ASSIGNMENT: Leaving the pictures aside, restate all of the data exactly.

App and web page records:
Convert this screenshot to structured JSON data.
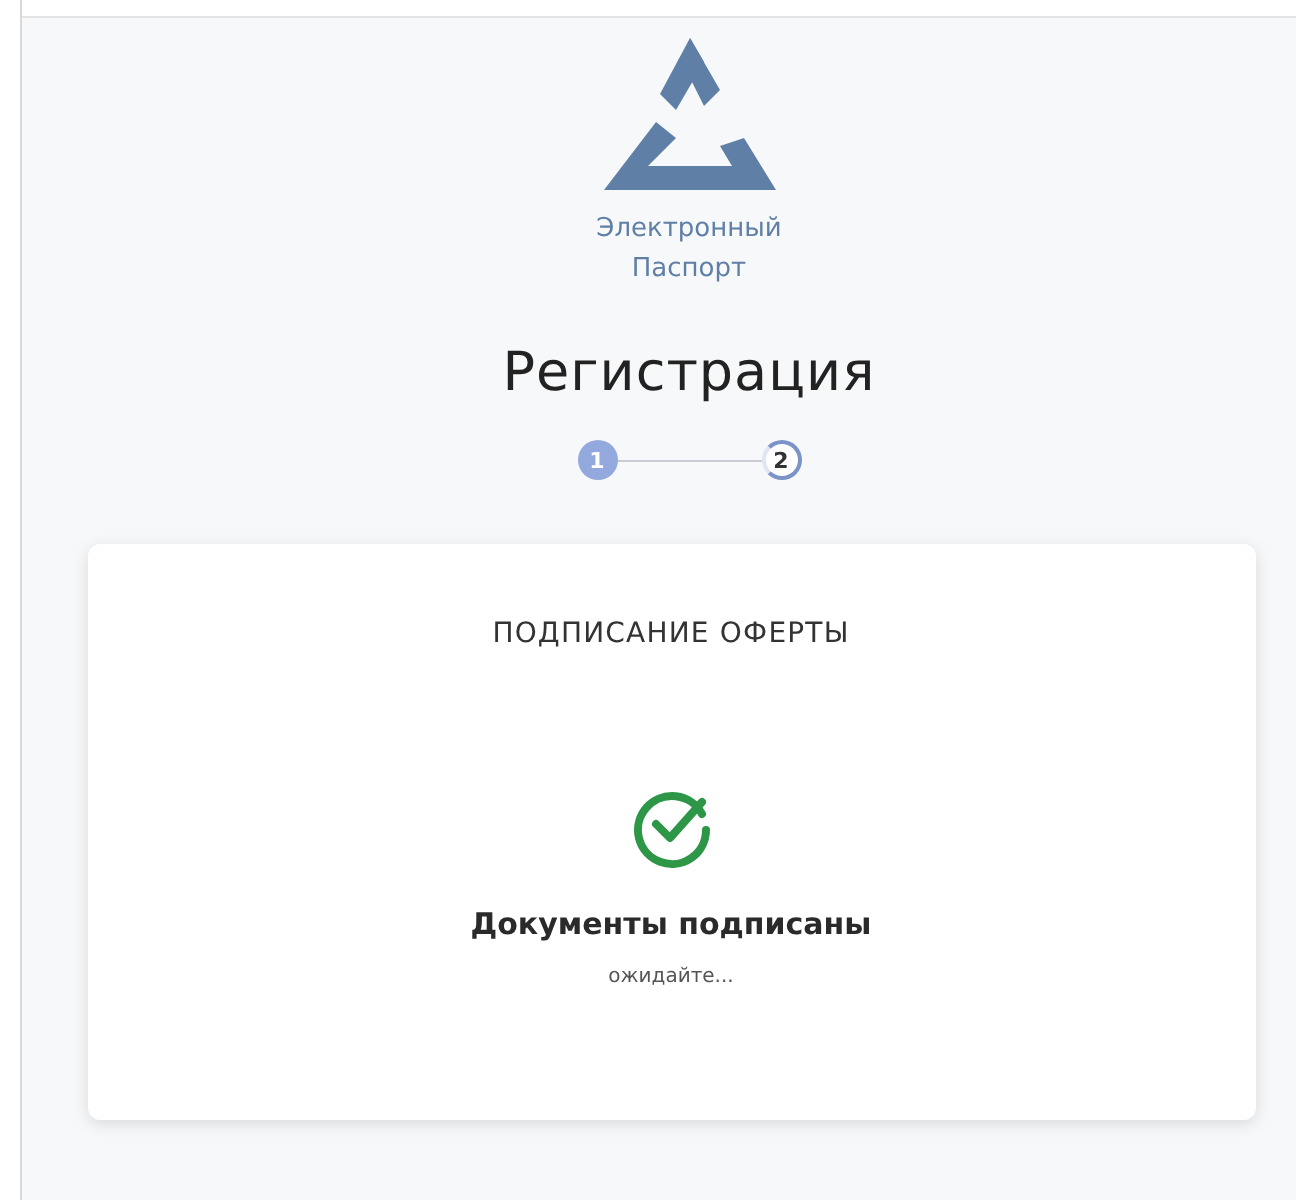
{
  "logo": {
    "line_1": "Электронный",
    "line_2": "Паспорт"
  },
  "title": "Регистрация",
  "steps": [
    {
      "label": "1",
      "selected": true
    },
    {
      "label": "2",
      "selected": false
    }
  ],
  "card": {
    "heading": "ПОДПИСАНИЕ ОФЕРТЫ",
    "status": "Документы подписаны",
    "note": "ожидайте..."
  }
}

ANSWER SPACE:
Convert this screenshot to structured JSON data.
{
  "logo": {
    "line_1": "Электронный",
    "line_2": "Паспорт"
  },
  "title": "Регистрация",
  "steps": [
    {
      "label": "1",
      "selected": true
    },
    {
      "label": "2",
      "selected": false
    }
  ],
  "card": {
    "heading": "ПОДПИСАНИЕ ОФЕРТЫ",
    "status": "Документы подписаны",
    "note": "ожидайте..."
  }
}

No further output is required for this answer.